┌─ Data under study
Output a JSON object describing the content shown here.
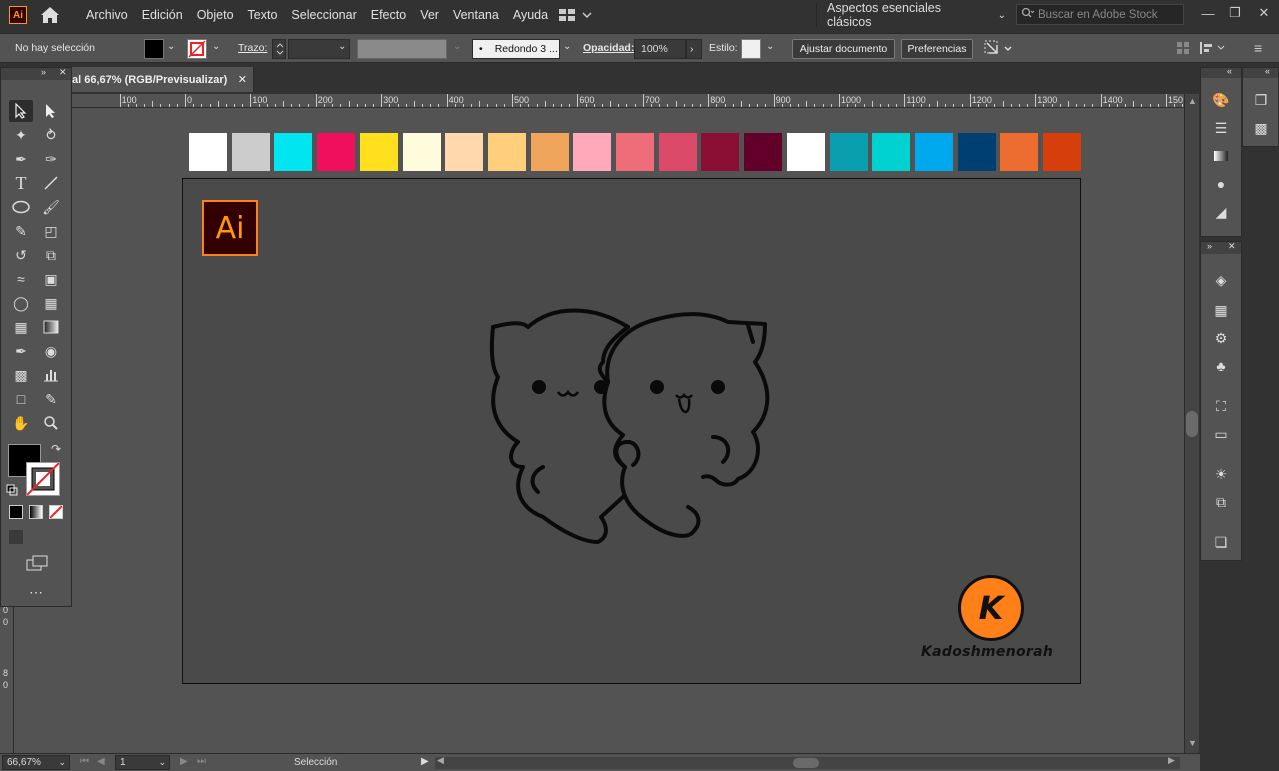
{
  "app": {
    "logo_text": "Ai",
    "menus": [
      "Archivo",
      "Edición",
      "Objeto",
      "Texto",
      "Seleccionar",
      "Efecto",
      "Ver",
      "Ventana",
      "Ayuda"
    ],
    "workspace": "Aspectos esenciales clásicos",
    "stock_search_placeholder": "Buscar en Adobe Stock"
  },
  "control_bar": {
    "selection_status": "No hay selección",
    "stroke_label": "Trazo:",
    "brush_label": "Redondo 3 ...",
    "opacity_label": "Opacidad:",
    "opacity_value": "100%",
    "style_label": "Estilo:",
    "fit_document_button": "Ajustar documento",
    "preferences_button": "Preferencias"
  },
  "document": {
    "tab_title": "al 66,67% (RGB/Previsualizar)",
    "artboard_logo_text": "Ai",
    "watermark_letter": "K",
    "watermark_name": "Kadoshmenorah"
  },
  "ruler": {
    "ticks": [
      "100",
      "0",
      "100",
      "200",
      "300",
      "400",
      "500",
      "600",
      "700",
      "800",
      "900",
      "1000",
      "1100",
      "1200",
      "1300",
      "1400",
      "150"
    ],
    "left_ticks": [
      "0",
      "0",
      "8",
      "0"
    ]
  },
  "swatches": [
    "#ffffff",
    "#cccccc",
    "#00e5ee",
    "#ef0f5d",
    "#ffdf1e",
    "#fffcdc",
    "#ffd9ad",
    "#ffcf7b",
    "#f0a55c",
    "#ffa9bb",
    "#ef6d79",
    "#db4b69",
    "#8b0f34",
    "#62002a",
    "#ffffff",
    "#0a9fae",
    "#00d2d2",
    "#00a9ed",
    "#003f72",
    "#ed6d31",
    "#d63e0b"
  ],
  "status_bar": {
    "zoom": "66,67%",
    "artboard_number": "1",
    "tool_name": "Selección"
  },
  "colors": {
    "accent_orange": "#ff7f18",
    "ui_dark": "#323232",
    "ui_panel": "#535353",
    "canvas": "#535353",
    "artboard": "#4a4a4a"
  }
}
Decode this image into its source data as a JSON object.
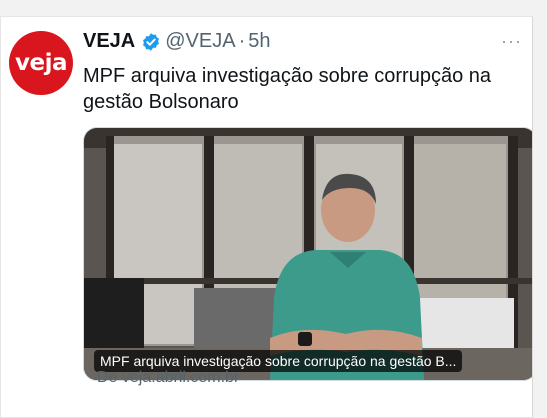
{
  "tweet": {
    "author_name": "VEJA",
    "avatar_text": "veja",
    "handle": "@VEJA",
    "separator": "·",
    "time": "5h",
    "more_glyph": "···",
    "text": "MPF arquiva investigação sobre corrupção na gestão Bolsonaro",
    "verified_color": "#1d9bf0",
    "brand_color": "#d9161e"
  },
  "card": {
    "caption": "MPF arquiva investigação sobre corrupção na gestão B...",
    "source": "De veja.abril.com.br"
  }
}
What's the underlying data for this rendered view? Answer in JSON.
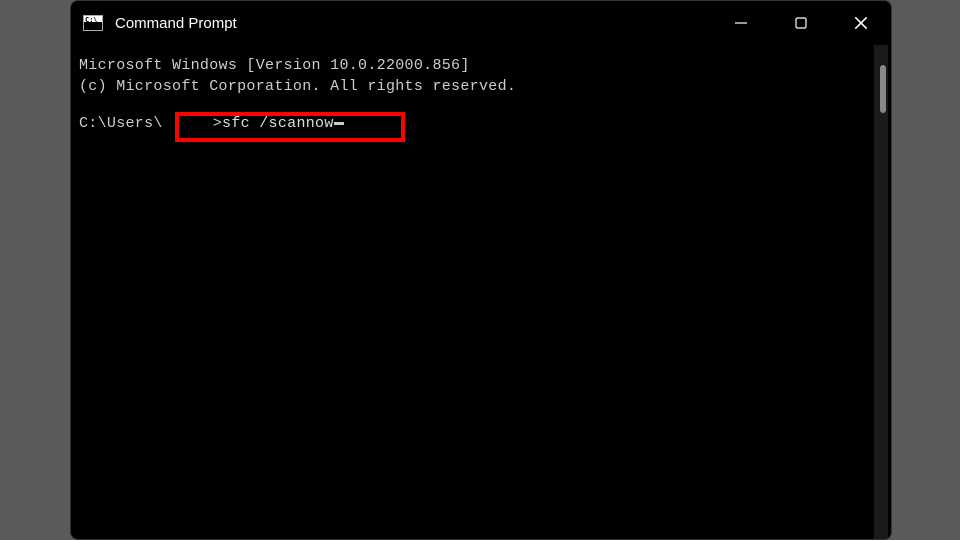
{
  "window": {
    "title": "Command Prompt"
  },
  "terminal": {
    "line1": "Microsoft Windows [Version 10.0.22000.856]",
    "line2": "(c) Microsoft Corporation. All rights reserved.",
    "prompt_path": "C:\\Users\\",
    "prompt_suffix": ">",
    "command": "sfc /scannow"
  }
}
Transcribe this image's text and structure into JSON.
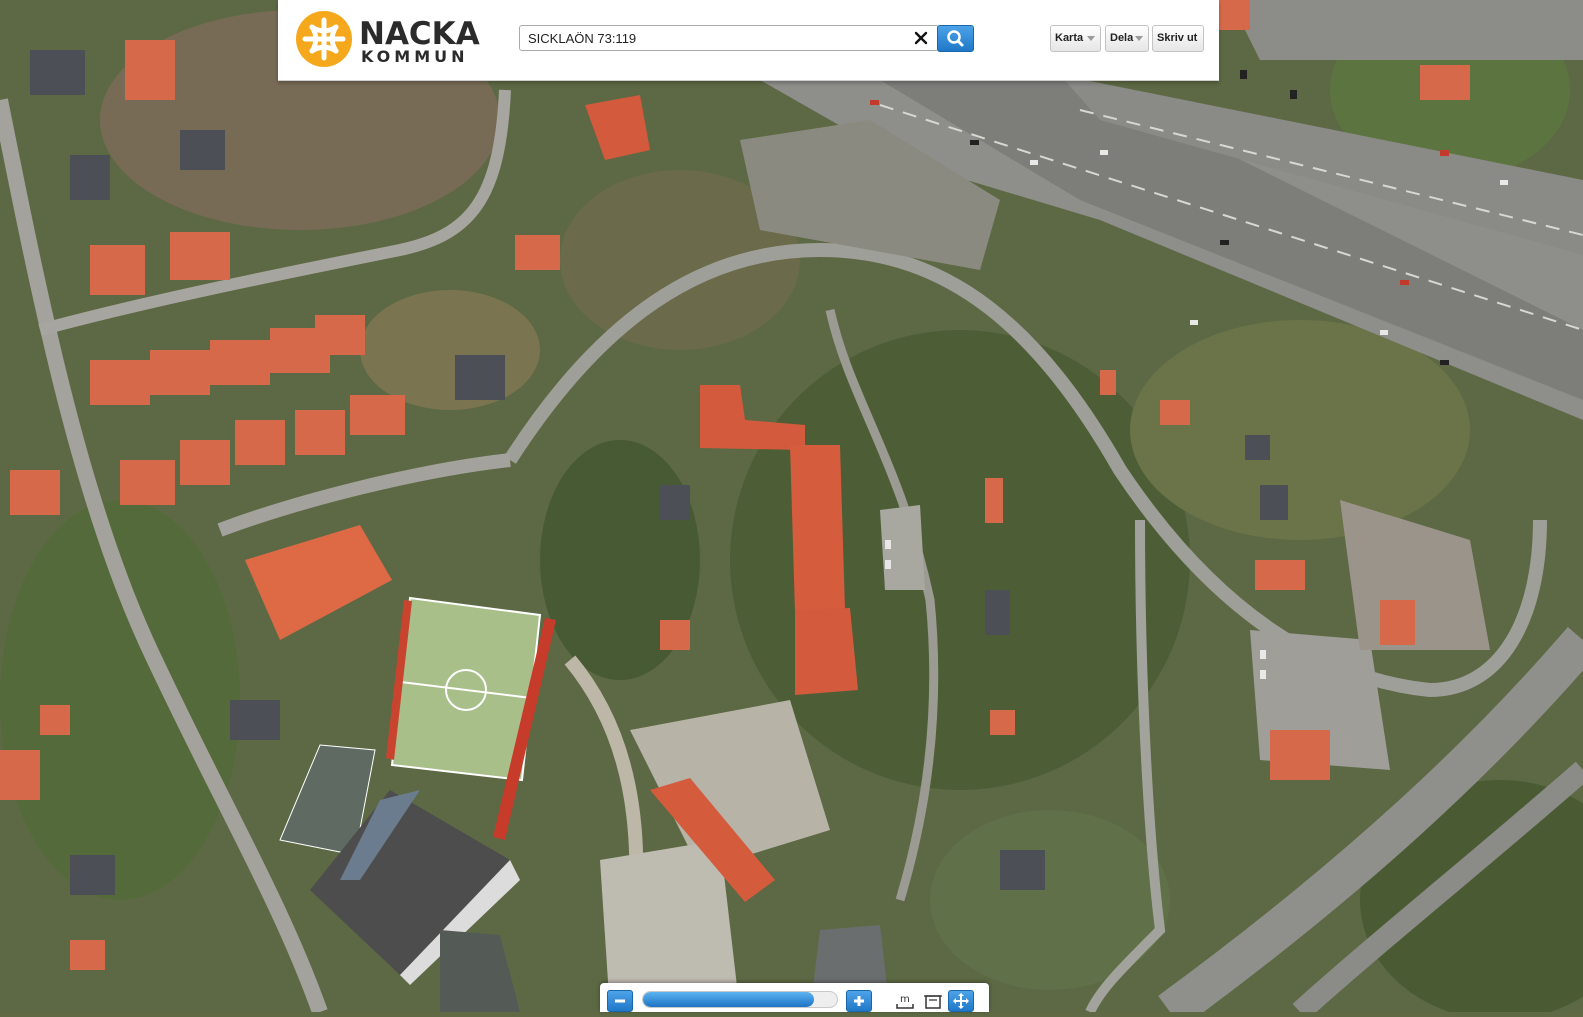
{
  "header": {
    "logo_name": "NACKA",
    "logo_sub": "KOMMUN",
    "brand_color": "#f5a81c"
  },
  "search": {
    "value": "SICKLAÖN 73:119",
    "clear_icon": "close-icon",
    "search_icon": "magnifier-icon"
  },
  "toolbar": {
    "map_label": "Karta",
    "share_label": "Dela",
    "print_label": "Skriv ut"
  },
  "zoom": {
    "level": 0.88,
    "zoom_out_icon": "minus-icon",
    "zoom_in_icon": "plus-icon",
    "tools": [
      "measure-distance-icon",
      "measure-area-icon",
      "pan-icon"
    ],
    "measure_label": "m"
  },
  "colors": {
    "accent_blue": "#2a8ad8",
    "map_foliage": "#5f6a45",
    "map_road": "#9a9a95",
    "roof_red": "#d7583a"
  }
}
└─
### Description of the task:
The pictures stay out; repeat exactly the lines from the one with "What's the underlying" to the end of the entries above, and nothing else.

### Finished exercise:
What's the underlying data for this rendered view? Answer in JSON.
{
  "window": {
    "title": "Command Prompt"
  },
  "terminal": {
    "line1": "Microsoft Windows [Version 10.0.22000.856]",
    "line2": "(c) Microsoft Corporation. All rights reserved.",
    "prompt_path": "C:\\Users\\",
    "prompt_suffix": ">",
    "command": "sfc /scannow"
  }
}
Transcribe this image's text and structure into JSON.
{
  "header": {
    "logo_name": "NACKA",
    "logo_sub": "KOMMUN",
    "brand_color": "#f5a81c"
  },
  "search": {
    "value": "SICKLAÖN 73:119",
    "clear_icon": "close-icon",
    "search_icon": "magnifier-icon"
  },
  "toolbar": {
    "map_label": "Karta",
    "share_label": "Dela",
    "print_label": "Skriv ut"
  },
  "zoom": {
    "level": 0.88,
    "zoom_out_icon": "minus-icon",
    "zoom_in_icon": "plus-icon",
    "tools": [
      "measure-distance-icon",
      "measure-area-icon",
      "pan-icon"
    ],
    "measure_label": "m"
  },
  "colors": {
    "accent_blue": "#2a8ad8",
    "map_foliage": "#5f6a45",
    "map_road": "#9a9a95",
    "roof_red": "#d7583a"
  }
}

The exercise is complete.